__Problem__
Go through the data below and return each line where the string "yyyy" occurs.

__Supplied records__

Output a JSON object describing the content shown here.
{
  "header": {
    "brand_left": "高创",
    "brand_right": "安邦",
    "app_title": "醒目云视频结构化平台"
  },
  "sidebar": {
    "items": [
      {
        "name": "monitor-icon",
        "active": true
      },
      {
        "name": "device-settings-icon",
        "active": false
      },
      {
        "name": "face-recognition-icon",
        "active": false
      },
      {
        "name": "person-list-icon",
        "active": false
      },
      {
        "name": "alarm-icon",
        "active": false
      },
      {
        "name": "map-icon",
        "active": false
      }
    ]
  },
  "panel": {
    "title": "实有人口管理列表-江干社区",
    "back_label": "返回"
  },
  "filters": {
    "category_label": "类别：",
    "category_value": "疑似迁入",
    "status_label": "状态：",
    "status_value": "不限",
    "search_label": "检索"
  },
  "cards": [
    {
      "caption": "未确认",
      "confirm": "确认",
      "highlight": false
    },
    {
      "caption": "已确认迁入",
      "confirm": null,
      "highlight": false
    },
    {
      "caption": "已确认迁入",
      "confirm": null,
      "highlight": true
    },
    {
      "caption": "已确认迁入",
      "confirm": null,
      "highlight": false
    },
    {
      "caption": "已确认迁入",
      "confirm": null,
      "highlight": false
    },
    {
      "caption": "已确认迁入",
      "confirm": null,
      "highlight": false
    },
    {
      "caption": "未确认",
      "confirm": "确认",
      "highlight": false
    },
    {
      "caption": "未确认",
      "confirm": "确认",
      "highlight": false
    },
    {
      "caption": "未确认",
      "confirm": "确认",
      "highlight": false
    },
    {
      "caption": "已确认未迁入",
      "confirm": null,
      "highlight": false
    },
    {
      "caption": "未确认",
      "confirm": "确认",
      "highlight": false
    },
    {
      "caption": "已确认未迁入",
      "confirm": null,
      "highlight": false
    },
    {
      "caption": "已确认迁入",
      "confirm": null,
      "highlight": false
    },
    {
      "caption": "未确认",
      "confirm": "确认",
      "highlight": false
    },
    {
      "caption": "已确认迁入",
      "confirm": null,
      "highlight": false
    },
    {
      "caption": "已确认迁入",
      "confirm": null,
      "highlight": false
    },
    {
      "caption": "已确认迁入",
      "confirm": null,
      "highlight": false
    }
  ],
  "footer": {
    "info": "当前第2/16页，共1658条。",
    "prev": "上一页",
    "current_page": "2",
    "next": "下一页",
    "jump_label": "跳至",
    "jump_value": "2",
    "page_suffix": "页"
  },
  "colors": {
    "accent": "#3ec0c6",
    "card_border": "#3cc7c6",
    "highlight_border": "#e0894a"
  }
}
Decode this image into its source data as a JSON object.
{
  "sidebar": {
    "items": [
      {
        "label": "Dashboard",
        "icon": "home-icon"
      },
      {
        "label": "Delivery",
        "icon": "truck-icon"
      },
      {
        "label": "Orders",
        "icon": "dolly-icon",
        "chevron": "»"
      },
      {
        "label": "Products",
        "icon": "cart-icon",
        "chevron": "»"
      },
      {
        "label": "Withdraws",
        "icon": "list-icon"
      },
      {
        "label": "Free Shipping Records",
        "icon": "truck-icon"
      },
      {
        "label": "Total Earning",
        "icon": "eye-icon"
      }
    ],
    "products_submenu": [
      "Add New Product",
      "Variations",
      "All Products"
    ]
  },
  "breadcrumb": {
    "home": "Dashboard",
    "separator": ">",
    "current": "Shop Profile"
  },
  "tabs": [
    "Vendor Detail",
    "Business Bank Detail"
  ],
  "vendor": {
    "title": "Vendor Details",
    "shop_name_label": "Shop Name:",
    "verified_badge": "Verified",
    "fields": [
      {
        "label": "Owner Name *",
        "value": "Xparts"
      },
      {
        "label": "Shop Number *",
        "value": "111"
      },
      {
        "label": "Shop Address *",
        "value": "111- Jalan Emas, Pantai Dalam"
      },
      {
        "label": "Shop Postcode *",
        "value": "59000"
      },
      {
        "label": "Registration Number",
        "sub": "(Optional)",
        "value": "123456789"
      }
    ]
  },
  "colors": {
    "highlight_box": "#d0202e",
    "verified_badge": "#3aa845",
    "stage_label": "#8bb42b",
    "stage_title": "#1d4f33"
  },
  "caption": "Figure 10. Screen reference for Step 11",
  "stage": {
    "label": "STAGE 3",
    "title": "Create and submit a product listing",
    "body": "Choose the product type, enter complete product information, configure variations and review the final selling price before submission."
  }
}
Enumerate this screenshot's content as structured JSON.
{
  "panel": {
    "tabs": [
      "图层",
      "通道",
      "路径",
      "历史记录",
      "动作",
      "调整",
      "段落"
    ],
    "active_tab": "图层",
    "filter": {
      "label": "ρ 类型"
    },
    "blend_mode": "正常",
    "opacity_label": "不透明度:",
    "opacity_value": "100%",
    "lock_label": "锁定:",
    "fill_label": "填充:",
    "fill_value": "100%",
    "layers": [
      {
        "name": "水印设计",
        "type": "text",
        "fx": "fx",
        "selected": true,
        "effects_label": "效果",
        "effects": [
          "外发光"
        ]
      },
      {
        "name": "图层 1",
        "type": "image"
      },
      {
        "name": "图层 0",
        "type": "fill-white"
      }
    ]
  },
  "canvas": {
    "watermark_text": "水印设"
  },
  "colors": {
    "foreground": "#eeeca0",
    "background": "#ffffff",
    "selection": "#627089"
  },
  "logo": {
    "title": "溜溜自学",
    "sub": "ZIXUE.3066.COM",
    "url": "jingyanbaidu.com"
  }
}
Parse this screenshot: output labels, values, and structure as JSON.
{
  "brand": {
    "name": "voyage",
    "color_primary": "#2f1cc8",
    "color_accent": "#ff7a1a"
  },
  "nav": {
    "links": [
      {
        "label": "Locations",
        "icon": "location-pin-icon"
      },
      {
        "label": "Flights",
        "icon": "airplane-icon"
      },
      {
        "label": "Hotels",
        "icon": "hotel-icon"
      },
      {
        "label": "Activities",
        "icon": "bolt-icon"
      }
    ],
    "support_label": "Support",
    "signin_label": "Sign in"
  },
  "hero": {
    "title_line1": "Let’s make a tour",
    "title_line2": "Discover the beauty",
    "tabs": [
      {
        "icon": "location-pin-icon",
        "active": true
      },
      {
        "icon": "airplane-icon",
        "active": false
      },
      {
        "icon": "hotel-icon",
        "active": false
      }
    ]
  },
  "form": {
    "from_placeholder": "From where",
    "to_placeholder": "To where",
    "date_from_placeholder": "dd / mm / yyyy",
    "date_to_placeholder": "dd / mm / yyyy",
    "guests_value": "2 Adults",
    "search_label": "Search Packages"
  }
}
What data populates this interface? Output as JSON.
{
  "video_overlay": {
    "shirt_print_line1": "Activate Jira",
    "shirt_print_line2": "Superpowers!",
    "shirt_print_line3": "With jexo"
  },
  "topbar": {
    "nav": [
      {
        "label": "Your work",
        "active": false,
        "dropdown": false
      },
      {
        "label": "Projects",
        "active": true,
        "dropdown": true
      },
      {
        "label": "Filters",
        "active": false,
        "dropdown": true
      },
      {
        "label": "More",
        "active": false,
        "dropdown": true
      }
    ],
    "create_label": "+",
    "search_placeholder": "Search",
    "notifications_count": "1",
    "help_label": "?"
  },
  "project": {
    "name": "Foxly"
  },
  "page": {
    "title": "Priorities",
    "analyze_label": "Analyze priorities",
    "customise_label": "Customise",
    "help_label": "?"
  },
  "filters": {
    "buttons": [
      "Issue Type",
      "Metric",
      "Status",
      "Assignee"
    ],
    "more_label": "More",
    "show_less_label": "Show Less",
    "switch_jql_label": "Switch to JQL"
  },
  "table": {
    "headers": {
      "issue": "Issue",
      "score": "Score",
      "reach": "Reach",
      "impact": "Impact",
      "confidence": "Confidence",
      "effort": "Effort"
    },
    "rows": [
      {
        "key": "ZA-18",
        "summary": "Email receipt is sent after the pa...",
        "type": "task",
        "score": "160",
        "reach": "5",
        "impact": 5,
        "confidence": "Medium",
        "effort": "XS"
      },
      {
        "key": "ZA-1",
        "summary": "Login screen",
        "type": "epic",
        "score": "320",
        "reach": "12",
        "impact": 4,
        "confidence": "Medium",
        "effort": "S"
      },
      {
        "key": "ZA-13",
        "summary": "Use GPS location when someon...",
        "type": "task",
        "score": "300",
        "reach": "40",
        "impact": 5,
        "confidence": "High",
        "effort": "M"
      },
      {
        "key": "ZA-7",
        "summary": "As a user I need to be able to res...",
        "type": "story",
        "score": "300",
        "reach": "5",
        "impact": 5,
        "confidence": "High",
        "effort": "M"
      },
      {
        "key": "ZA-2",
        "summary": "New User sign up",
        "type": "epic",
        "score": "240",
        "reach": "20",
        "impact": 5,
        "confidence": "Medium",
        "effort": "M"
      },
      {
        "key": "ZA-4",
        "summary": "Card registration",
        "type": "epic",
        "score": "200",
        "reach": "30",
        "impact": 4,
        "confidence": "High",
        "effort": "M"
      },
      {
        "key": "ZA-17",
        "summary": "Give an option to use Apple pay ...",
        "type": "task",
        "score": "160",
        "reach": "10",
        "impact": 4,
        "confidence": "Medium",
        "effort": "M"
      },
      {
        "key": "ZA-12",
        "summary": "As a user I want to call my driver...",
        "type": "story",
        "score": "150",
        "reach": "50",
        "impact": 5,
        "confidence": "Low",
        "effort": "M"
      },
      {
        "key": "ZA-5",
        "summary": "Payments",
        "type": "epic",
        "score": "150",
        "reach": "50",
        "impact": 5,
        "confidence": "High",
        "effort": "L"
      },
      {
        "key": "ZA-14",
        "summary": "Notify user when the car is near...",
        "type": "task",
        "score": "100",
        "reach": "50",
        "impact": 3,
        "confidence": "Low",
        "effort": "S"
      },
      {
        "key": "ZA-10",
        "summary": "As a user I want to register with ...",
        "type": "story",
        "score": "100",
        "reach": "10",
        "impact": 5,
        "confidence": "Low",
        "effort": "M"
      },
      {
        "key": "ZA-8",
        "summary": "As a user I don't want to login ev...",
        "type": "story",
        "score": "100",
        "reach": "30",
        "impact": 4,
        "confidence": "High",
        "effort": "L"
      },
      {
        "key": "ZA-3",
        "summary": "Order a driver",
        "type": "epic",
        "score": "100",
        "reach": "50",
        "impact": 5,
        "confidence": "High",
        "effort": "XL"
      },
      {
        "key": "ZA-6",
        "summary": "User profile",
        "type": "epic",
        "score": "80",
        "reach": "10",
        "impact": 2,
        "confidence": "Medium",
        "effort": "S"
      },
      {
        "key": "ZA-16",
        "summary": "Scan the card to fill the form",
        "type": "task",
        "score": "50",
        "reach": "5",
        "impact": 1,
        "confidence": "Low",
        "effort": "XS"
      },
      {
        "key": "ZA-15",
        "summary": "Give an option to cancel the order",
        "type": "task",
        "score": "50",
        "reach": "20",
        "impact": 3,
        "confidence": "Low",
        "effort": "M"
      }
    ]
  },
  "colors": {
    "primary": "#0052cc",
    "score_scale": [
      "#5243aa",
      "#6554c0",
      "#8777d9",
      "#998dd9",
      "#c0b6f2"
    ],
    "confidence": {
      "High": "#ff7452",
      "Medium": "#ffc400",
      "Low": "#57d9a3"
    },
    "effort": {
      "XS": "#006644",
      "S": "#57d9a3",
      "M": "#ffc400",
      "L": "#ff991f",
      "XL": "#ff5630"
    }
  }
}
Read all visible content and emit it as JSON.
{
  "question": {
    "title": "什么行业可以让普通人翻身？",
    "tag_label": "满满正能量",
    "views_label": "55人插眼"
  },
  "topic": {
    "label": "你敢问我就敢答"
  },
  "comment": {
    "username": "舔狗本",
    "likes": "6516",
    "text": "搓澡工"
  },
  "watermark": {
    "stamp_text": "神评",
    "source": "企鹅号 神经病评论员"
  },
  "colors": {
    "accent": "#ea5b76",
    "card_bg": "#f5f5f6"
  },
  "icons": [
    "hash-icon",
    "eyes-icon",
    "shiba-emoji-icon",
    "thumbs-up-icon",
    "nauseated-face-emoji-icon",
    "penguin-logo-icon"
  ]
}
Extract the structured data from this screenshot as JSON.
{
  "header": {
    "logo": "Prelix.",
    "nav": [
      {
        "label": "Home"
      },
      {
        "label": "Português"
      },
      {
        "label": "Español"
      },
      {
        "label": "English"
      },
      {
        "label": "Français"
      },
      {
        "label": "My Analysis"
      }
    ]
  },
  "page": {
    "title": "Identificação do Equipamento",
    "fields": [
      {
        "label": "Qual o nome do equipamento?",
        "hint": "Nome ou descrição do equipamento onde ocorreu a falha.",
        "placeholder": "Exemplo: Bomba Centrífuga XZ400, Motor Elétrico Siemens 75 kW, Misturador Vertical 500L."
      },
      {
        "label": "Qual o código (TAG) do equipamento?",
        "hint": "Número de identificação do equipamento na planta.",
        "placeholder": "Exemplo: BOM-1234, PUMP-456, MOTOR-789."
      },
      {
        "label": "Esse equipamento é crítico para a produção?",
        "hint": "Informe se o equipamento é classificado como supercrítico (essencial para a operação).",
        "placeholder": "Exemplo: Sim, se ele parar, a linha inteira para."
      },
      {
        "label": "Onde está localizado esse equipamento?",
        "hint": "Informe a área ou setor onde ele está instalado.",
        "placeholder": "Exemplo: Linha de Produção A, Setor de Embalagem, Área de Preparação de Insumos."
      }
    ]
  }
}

__Exercise solution__
    "date_from_placeholder": "dd / mm / yyyy",
    "date_to_placeholder": "dd / mm / yyyy",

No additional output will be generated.